The iPhone was right next to an ASUS BlueCave WiFi router, as I wanted to reproduce the user's configuration as much as possible. Remember, I did this series of tests just to eliminate the provider as the root cause of the speed issue.

Someone might find this benchmark helpful, so I decided to share it here, although you should be aware THIS IS NOT A PROFESSIONAL BENCHMARK in any way.


The first tests were without VPN, just to have a base for comparison. My provider is supposed to provide 500 Mbps, which is clearly not what is happening. At least it's perfect still at 100 Mbps, which in Brazil is the best we can hope for.

AWS São Paulo (c5n.large instance)

AWS São Paulo was next. Honestly I had high hopes that it would outperform the others providers by a long shot.

A c5n.large instance was used, that provides up to 25 Gbps of network bandwidth according to AWS with ENA enabled. It was the only provider in Brazil so at least to the Brazilian destination it should perform great.

Linode Newark (1G RAM/1vCPU/25GB SSD - $5/mo instance)

Linode is a cloud provider that advertises their network in and out rates directly on the price list, which gives the impression that they are proud of the network they own and I generally use their services for proxies and VPN nodes.

DigitalOcean New York (1G RAM/1vCPU/25GB SSD - $5/mo instance)

DigitalOcean takes a developer-friendly approach, they don't advertise their network speed and generally don't get much into the technical side of the hardware.


To be fair, Linode and DigitalOcean offers different locations that might have provided different results just like I could have used AWS North Virginia, but honestly, in theory all locations should have the same hardware capacity, so if they don't care about doing that right, why should I?

The final result comes to the following table:

 Tampa, FLSão Paulo, SP
No VPN95,7 // 35,595,9 // 41,8
AWS São Paulo54,8 // 16,459,0 // 21,1
Linode Newark49,1 // 9,7744,2 // 9,89
DigitalOcean New York61,1 // 14,060,1 // 9,52

WireGuard did knock 36%~49% of the "speed", probably due to the encryption and additional hops. A small price to pay given the security benefit of having a VPN enabled.

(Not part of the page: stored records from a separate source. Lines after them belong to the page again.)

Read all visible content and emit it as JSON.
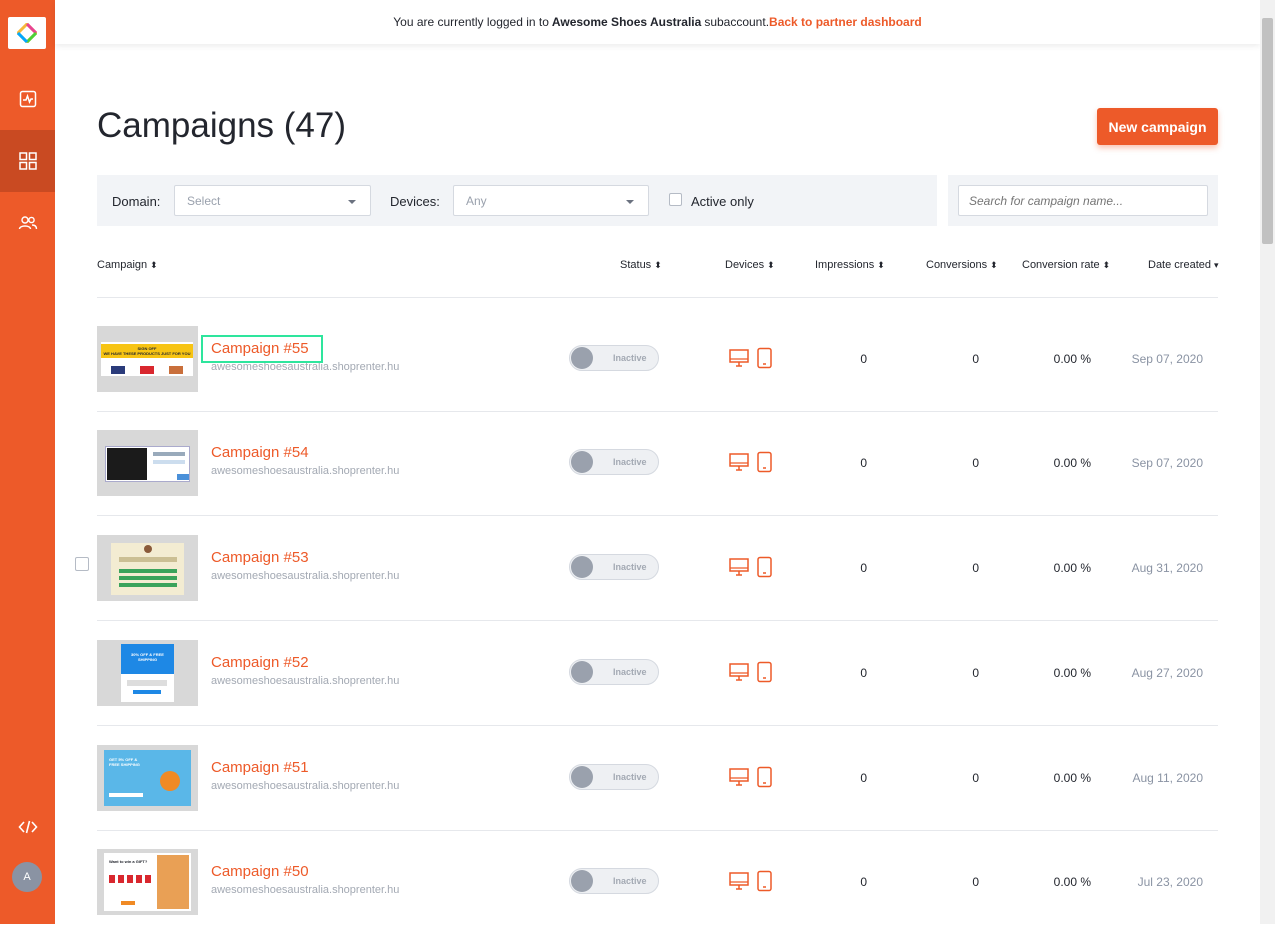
{
  "topbar": {
    "prefix": "You are currently logged in to",
    "account": "Awesome Shoes Australia",
    "suffix": "subaccount.",
    "back_link": "Back to partner dashboard"
  },
  "sidebar": {
    "items": [
      {
        "name": "analytics-icon"
      },
      {
        "name": "campaigns-grid-icon",
        "active": true
      },
      {
        "name": "users-icon"
      }
    ],
    "bottom_icon": "code-icon",
    "avatar_initial": "A"
  },
  "page": {
    "title": "Campaigns (47)",
    "new_campaign": "New campaign"
  },
  "filters": {
    "domain_label": "Domain:",
    "domain_value": "Select",
    "devices_label": "Devices:",
    "devices_value": "Any",
    "active_only": "Active only",
    "search_placeholder": "Search for campaign name..."
  },
  "table": {
    "headers": [
      "Campaign",
      "Status",
      "Devices",
      "Impressions",
      "Conversions",
      "Conversion rate",
      "Date created"
    ],
    "rows": [
      {
        "name": "Campaign #55",
        "domain": "awesomeshoesaustralia.shoprenter.hu",
        "status": "Inactive",
        "impressions": "0",
        "conversions": "0",
        "rate": "0.00 %",
        "date": "Sep 07, 2020"
      },
      {
        "name": "Campaign #54",
        "domain": "awesomeshoesaustralia.shoprenter.hu",
        "status": "Inactive",
        "impressions": "0",
        "conversions": "0",
        "rate": "0.00 %",
        "date": "Sep 07, 2020"
      },
      {
        "name": "Campaign #53",
        "domain": "awesomeshoesaustralia.shoprenter.hu",
        "status": "Inactive",
        "impressions": "0",
        "conversions": "0",
        "rate": "0.00 %",
        "date": "Aug 31, 2020"
      },
      {
        "name": "Campaign #52",
        "domain": "awesomeshoesaustralia.shoprenter.hu",
        "status": "Inactive",
        "impressions": "0",
        "conversions": "0",
        "rate": "0.00 %",
        "date": "Aug 27, 2020"
      },
      {
        "name": "Campaign #51",
        "domain": "awesomeshoesaustralia.shoprenter.hu",
        "status": "Inactive",
        "impressions": "0",
        "conversions": "0",
        "rate": "0.00 %",
        "date": "Aug 11, 2020"
      },
      {
        "name": "Campaign #50",
        "domain": "awesomeshoesaustralia.shoprenter.hu",
        "status": "Inactive",
        "impressions": "0",
        "conversions": "0",
        "rate": "0.00 %",
        "date": "Jul 23, 2020"
      }
    ]
  },
  "thumbnails": {
    "t55_title": "SIGN OFF",
    "t55_text": "WE HAVE THESE PRODUCTS JUST FOR YOU",
    "t52_text": "30% OFF & FREE SHIPPING",
    "t51_text": "GET 5% OFF & FREE SHIPPING",
    "t50_text": "Want to win a GIFT?"
  },
  "colors": {
    "accent": "#ed5a29",
    "accent_dark": "#c94a22",
    "highlight": "#2ee59d"
  }
}
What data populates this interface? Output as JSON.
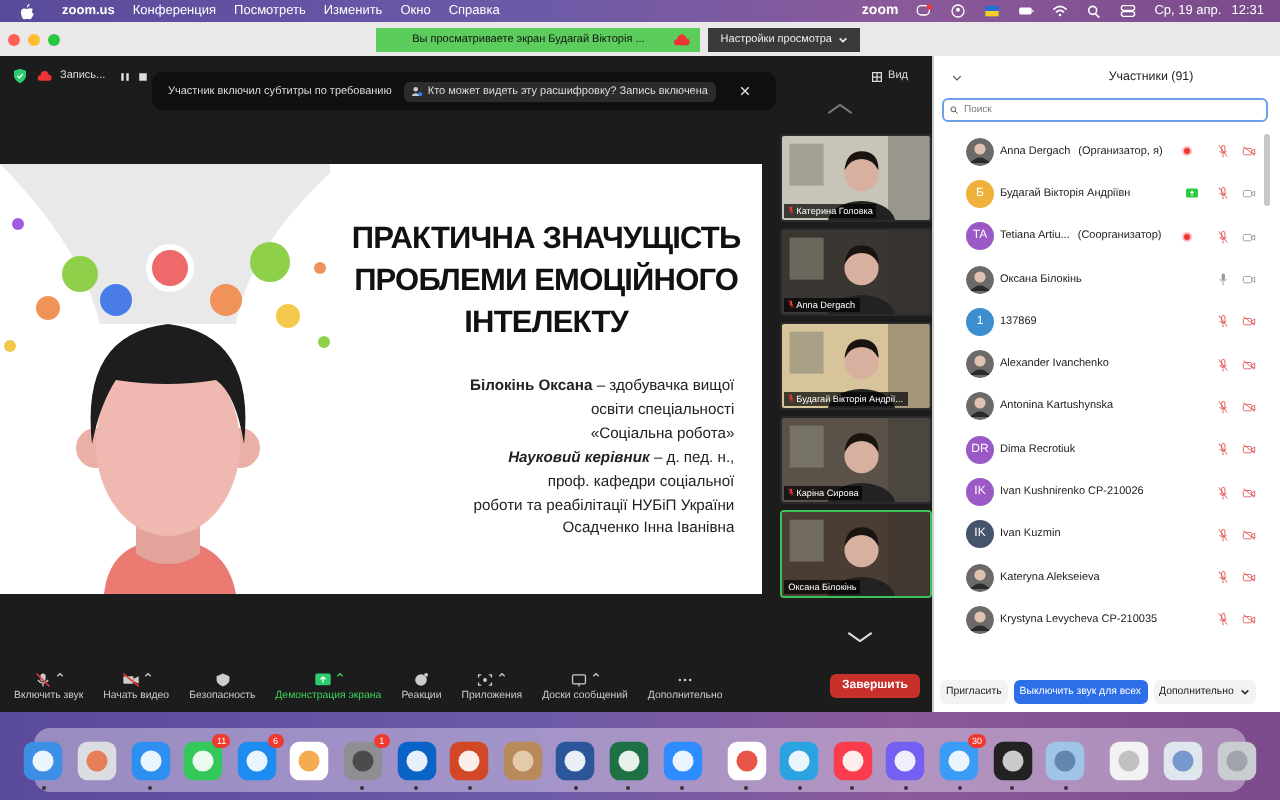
{
  "menu_bar": {
    "app": "zoom.us",
    "items": [
      "Конференция",
      "Посмотреть",
      "Изменить",
      "Окно",
      "Справка"
    ],
    "status_logo": "zoom",
    "date": "Ср, 19 апр.",
    "time": "12:31"
  },
  "title_bar": {
    "banner": "Вы просматриваете экран Будагай Вікторія ...",
    "view_settings": "Настройки просмотра"
  },
  "meeting": {
    "recording_label": "Запись...",
    "view_button": "Вид",
    "notice": {
      "text": "Участник включил субтитры по требованию",
      "link": "Кто может видеть эту расшифровку? Запись включена"
    }
  },
  "slide": {
    "title_lines": [
      "ПРАКТИЧНА ЗНАЧУЩІСТЬ",
      "ПРОБЛЕМИ ЕМОЦІЙНОГО",
      "ІНТЕЛЕКТУ"
    ],
    "body_lines": [
      "**Білокінь Оксана** – здобувачка вищої",
      "освіти спеціальності",
      "«Соціальна робота»",
      "*Науковий керівник* – д. пед. н.,",
      "проф. кафедри соціальної",
      "роботи та реабілітації НУБіП України",
      "Осадченко Інна Іванівна"
    ]
  },
  "video_tiles": [
    {
      "name": "Катерина Головка",
      "muted": true,
      "active": false
    },
    {
      "name": "Anna Dergach",
      "muted": true,
      "active": false
    },
    {
      "name": "Будагай Вікторія Андрії...",
      "muted": true,
      "active": false
    },
    {
      "name": "Каріна Сирова",
      "muted": true,
      "active": false
    },
    {
      "name": "Оксана Білокінь",
      "muted": false,
      "active": true
    }
  ],
  "toolbar": {
    "items": [
      {
        "kind": "mic-muted",
        "label": "Включить звук",
        "caret": true,
        "highlighted": false
      },
      {
        "kind": "video-off",
        "label": "Начать видео",
        "caret": true,
        "highlighted": false
      },
      {
        "kind": "shield",
        "label": "Безопасность",
        "caret": false,
        "highlighted": false
      },
      {
        "kind": "share",
        "label": "Демонстрация экрана",
        "caret": true,
        "highlighted": true
      },
      {
        "kind": "reactions",
        "label": "Реакции",
        "caret": false,
        "highlighted": false
      },
      {
        "kind": "apps",
        "label": "Приложения",
        "caret": true,
        "highlighted": false
      },
      {
        "kind": "whiteboard",
        "label": "Доски сообщений",
        "caret": true,
        "highlighted": false
      },
      {
        "kind": "more",
        "label": "Дополнительно",
        "caret": false,
        "highlighted": false
      }
    ],
    "end_button": "Завершить"
  },
  "participants": {
    "title": "Участники (91)",
    "search": {
      "placeholder": "Поиск"
    },
    "rows": [
      {
        "name": "Anna Dergach",
        "role": "(Организатор, я)",
        "recording": true,
        "mic_muted": true,
        "video_off": true
      },
      {
        "name": "Будагай Вікторія Андріївн",
        "avatar": {
          "kind": "initials",
          "text": "Б",
          "color": "#f0b03c"
        },
        "sharing": true,
        "mic_muted": true,
        "video_off": false
      },
      {
        "name": "Tetiana Artiu...",
        "role": "(Соорганизатор)",
        "avatar": {
          "kind": "initials",
          "text": "TA",
          "color": "#9b59c6"
        },
        "recording": true,
        "mic_muted": true,
        "video_off": false
      },
      {
        "name": "Оксана Білокінь",
        "mic_muted": false,
        "video_off": false
      },
      {
        "name": "137869",
        "avatar": {
          "kind": "initials",
          "text": "1",
          "color": "#3b8fd0"
        },
        "mic_muted": true,
        "video_off": true
      },
      {
        "name": "Alexander Ivanchenko",
        "mic_muted": true,
        "video_off": true
      },
      {
        "name": "Antonina Kartushynska",
        "mic_muted": true,
        "video_off": true
      },
      {
        "name": "Dima Recrotiuk",
        "avatar": {
          "kind": "initials",
          "text": "DR",
          "color": "#9b59c6"
        },
        "mic_muted": true,
        "video_off": true
      },
      {
        "name": "Ivan Kushnirenko CP-210026",
        "avatar": {
          "kind": "initials",
          "text": "IK",
          "color": "#9b59c6"
        },
        "mic_muted": true,
        "video_off": true
      },
      {
        "name": "Ivan Kuzmin",
        "avatar": {
          "kind": "initials",
          "text": "IK",
          "color": "#44546a"
        },
        "mic_muted": true,
        "video_off": true
      },
      {
        "name": "Kateryna Alekseieva",
        "mic_muted": true,
        "video_off": true
      },
      {
        "name": "Krystyna Levycheva CP-210035",
        "mic_muted": true,
        "video_off": true
      }
    ],
    "footer": {
      "invite": "Пригласить",
      "mute_all": "Выключить звук для всех",
      "more": "Дополнительно"
    }
  },
  "dock": {
    "groups": [
      [
        {
          "kind": "finder",
          "running": true
        },
        {
          "kind": "launchpad",
          "running": false
        },
        {
          "kind": "safari",
          "running": true
        },
        {
          "kind": "facetime",
          "badge": "11",
          "running": false
        },
        {
          "kind": "appstore",
          "badge": "6",
          "running": false
        },
        {
          "kind": "photos",
          "running": false
        },
        {
          "kind": "settings",
          "badge": "1",
          "running": true
        },
        {
          "kind": "outlook",
          "running": true
        },
        {
          "kind": "powerpoint",
          "running": true
        },
        {
          "kind": "contacts",
          "running": false
        },
        {
          "kind": "word",
          "running": true
        },
        {
          "kind": "excel",
          "running": true
        },
        {
          "kind": "zoom",
          "running": true
        }
      ],
      [
        {
          "kind": "chrome",
          "running": true
        },
        {
          "kind": "telegram",
          "running": true
        },
        {
          "kind": "music",
          "running": true
        },
        {
          "kind": "viber",
          "running": true
        },
        {
          "kind": "mail",
          "badge": "30",
          "running": true
        },
        {
          "kind": "terminal",
          "running": true
        },
        {
          "kind": "preview",
          "running": true
        }
      ],
      [
        {
          "kind": "document",
          "running": false
        },
        {
          "kind": "folder",
          "running": false
        },
        {
          "kind": "trash",
          "running": false
        }
      ]
    ]
  }
}
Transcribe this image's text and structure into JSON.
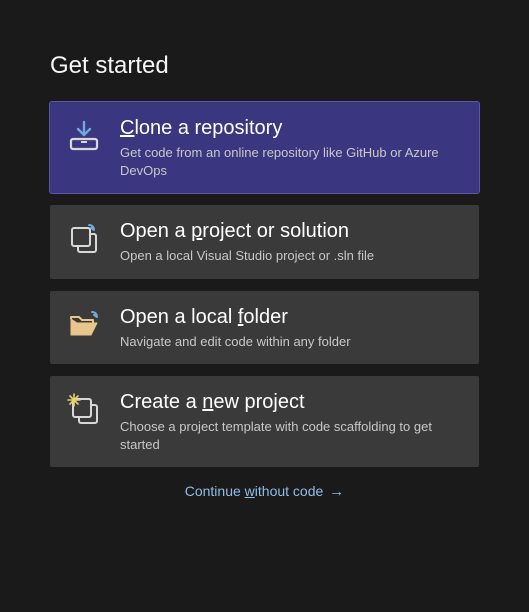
{
  "heading": "Get started",
  "options": [
    {
      "title_pre": "",
      "title_mn": "C",
      "title_post": "lone a repository",
      "desc": "Get code from an online repository like GitHub or Azure DevOps"
    },
    {
      "title_pre": "Open a ",
      "title_mn": "p",
      "title_post": "roject or solution",
      "desc": "Open a local Visual Studio project or .sln file"
    },
    {
      "title_pre": "Open a local ",
      "title_mn": "f",
      "title_post": "older",
      "desc": "Navigate and edit code within any folder"
    },
    {
      "title_pre": "Create a ",
      "title_mn": "n",
      "title_post": "ew project",
      "desc": "Choose a project template with code scaffolding to get started"
    }
  ],
  "continue_pre": "Continue ",
  "continue_mn": "w",
  "continue_post": "ithout code",
  "arrow": "→"
}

Surprisingly, DigitalOcean even with its easy-to-use approach, trumps AWS and Linode when it comes to download throughput. AWS won the gold medal only in upload throughput, closely followed by DigitalOcean.

Given that DigitalOcean offers 1TB of bandwidth right on the $5 plan, it's the way to go if you want to host a WireGuard node.

If you're curious to know what the customer has decided, well, they've chosen to update the employee's connection so that the loss of speed doesn't compromise day-to-day.

On a final note, this benchmark did match the results published by Gold Fire Studios in 2018. 3 years have passed but the results remained the same. DigitalOcean FTW!